-------- Recorded information --------

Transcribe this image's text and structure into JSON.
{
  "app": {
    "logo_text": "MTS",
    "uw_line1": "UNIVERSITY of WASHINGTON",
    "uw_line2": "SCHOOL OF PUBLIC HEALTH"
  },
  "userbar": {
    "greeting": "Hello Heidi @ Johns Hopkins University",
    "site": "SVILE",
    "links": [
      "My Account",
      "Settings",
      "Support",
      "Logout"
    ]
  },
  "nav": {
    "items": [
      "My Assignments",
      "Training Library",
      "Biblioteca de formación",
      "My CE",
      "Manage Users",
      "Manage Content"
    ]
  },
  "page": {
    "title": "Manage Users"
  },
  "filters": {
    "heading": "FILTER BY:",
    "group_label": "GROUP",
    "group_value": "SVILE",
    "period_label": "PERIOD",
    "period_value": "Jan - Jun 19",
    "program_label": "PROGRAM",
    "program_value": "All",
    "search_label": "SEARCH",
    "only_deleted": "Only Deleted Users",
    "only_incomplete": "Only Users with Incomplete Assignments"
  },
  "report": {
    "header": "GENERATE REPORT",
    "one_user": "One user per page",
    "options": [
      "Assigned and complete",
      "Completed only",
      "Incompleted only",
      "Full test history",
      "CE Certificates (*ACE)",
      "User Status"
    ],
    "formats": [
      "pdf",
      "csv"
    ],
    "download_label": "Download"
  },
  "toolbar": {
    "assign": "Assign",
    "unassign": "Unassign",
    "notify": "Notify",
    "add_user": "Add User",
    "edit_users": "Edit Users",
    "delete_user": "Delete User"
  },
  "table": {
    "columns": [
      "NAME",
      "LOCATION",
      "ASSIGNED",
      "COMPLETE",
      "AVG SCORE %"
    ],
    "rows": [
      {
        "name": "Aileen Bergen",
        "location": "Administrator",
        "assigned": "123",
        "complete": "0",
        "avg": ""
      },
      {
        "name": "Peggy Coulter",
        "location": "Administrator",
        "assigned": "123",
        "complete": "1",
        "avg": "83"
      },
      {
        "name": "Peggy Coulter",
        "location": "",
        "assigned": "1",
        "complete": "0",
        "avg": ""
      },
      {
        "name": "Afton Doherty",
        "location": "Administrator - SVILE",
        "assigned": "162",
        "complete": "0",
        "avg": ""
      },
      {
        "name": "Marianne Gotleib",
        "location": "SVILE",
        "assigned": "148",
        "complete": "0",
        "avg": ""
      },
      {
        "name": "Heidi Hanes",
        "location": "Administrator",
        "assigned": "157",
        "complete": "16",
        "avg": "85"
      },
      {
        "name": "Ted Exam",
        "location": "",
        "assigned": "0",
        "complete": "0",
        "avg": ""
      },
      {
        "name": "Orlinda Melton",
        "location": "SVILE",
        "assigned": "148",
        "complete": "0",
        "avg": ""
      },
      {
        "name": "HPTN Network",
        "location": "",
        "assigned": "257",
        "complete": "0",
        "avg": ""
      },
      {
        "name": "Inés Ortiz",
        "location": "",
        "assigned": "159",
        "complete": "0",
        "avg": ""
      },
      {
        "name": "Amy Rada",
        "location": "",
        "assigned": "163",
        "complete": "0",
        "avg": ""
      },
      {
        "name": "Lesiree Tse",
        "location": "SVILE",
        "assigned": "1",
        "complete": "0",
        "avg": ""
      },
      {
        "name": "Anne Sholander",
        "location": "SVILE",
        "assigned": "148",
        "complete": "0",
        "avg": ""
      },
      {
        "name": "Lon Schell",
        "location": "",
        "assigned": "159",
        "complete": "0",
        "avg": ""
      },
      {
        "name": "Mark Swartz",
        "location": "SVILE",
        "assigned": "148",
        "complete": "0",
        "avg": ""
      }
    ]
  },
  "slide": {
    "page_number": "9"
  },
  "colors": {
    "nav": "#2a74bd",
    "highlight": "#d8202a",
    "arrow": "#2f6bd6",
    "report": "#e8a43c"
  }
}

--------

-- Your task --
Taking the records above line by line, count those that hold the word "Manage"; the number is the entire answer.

-- Answer area --
3